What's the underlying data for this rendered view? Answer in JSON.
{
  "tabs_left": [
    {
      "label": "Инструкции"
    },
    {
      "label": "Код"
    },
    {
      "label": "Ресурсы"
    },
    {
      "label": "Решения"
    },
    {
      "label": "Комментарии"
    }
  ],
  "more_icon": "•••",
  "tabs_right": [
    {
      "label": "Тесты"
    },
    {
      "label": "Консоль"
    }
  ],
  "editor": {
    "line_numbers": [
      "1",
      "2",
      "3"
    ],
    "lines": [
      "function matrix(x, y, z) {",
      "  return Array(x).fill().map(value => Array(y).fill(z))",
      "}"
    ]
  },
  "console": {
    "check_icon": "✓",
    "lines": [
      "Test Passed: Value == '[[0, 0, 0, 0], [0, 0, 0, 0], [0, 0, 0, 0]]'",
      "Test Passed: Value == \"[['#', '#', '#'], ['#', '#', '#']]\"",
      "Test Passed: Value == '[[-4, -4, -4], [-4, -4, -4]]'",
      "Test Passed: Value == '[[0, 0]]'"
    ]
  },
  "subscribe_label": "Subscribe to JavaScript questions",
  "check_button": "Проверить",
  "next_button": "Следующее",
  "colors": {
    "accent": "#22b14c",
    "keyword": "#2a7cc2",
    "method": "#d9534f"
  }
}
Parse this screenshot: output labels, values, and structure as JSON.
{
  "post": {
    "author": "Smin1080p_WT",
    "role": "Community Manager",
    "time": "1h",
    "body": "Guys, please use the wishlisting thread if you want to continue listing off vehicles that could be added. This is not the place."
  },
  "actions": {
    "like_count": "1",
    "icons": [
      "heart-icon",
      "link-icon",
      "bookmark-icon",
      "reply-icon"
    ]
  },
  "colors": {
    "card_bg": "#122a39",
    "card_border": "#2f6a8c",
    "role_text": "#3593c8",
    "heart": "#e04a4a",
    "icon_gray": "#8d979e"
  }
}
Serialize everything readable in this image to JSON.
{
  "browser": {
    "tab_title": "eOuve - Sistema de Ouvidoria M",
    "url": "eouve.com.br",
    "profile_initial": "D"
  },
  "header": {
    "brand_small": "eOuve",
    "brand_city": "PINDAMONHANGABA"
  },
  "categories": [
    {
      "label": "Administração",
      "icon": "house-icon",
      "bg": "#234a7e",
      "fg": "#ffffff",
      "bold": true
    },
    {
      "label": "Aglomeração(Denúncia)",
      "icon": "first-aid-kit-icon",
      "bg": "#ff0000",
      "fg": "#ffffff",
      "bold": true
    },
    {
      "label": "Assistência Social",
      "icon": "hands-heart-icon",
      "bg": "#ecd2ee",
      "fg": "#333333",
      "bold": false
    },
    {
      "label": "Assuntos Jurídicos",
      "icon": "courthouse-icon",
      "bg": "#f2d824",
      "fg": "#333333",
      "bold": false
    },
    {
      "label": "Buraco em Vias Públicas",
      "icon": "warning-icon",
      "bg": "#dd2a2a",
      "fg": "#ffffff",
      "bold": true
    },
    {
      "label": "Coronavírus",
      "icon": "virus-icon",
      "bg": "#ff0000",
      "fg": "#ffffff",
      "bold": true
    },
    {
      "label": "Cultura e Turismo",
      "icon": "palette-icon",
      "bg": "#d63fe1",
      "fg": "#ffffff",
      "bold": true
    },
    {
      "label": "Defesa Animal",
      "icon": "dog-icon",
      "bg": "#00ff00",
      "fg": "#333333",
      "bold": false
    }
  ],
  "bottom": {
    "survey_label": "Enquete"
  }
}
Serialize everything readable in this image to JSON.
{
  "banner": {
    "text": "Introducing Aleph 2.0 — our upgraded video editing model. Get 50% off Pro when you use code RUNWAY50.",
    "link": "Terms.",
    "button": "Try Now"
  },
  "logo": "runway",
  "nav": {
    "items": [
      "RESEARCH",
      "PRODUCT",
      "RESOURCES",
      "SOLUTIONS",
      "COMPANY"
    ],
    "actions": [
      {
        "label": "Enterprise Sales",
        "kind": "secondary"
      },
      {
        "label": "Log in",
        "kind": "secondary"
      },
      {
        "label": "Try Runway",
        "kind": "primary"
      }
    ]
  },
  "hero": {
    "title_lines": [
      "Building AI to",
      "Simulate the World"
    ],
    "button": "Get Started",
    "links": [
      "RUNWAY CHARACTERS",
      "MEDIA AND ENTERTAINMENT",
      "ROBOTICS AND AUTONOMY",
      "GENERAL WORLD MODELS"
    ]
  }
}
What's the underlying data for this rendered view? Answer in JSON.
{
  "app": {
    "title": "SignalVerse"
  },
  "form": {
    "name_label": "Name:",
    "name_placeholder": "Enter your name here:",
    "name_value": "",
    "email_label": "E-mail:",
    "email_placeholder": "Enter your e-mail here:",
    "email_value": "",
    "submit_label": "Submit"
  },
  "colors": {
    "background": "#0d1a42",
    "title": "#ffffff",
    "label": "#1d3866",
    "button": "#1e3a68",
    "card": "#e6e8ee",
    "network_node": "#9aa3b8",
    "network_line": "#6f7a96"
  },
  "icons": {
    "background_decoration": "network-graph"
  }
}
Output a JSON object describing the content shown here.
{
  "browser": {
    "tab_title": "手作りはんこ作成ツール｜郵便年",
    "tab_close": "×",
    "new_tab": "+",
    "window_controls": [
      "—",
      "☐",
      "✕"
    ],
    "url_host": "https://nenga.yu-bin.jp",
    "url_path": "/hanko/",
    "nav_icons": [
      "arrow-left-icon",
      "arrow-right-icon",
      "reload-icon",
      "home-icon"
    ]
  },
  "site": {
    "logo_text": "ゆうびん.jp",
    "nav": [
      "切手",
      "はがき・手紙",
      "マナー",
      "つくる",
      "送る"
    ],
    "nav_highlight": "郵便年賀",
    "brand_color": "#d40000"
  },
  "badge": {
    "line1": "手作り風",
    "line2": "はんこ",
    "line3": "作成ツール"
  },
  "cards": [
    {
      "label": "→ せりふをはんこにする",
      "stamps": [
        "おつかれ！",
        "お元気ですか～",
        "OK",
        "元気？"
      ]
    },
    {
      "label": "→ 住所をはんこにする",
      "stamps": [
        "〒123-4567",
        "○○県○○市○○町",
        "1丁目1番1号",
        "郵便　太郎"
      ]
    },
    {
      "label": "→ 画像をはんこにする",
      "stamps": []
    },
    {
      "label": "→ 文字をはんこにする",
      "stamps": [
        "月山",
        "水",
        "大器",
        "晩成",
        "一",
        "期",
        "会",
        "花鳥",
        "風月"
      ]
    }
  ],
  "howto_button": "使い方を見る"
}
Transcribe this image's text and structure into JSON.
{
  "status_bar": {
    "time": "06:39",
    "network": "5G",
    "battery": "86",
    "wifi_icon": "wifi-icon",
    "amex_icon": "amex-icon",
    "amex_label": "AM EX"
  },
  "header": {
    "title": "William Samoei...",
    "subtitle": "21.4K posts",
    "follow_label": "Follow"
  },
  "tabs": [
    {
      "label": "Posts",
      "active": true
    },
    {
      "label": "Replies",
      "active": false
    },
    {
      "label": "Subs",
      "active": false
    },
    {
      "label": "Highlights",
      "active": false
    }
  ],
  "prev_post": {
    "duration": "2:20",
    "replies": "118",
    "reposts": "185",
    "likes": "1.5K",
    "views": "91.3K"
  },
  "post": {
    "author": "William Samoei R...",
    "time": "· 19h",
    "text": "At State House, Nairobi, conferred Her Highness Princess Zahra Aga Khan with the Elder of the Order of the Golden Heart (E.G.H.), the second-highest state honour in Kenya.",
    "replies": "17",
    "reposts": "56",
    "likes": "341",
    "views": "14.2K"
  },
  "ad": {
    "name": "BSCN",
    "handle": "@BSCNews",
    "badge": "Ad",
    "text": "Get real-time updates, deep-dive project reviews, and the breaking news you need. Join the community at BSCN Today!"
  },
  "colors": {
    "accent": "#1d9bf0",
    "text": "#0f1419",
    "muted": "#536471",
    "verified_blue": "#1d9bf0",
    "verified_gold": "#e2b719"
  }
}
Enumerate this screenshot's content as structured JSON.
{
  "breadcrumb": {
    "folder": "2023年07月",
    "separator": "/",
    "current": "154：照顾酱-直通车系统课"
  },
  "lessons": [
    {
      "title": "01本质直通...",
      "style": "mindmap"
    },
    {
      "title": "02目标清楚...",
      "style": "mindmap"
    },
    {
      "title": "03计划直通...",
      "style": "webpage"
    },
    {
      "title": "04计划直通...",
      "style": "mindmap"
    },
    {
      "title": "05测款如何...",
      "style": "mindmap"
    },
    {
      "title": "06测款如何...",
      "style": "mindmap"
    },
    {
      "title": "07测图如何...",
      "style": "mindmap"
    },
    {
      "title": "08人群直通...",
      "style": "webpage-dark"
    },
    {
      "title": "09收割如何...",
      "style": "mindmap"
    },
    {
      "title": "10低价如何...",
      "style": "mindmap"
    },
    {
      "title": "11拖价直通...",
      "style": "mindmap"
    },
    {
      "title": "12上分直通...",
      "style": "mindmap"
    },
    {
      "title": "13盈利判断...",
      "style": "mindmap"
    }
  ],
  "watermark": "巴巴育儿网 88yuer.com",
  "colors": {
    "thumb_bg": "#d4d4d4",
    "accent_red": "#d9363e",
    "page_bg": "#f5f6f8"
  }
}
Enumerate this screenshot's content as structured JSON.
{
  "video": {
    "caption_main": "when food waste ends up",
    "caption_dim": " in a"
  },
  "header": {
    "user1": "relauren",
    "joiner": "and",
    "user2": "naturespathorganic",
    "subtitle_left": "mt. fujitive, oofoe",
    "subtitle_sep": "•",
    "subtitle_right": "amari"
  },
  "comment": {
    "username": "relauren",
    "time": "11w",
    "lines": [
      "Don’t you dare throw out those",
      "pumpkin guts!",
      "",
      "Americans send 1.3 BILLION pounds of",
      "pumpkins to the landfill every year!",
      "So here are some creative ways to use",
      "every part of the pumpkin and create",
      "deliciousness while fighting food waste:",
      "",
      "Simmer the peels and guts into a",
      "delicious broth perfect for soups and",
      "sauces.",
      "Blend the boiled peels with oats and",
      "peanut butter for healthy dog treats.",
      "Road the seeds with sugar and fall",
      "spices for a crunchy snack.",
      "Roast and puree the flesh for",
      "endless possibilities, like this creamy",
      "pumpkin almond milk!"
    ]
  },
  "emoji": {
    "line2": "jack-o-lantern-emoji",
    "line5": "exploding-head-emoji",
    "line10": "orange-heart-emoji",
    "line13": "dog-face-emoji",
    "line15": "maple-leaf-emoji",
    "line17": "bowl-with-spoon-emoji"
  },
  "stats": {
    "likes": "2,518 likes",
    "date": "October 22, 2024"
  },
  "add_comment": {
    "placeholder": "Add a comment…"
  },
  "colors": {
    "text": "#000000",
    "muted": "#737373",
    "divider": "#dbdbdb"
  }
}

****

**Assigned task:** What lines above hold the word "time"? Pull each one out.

**Task response:**
    "time": "1h",
    "time": "06:39",
    "time": "· 19h",
    "text": "Get real-time updates, deep-dive project reviews, and the breaking news you need. Join the community at BSCN Today!"
    "time": "11w",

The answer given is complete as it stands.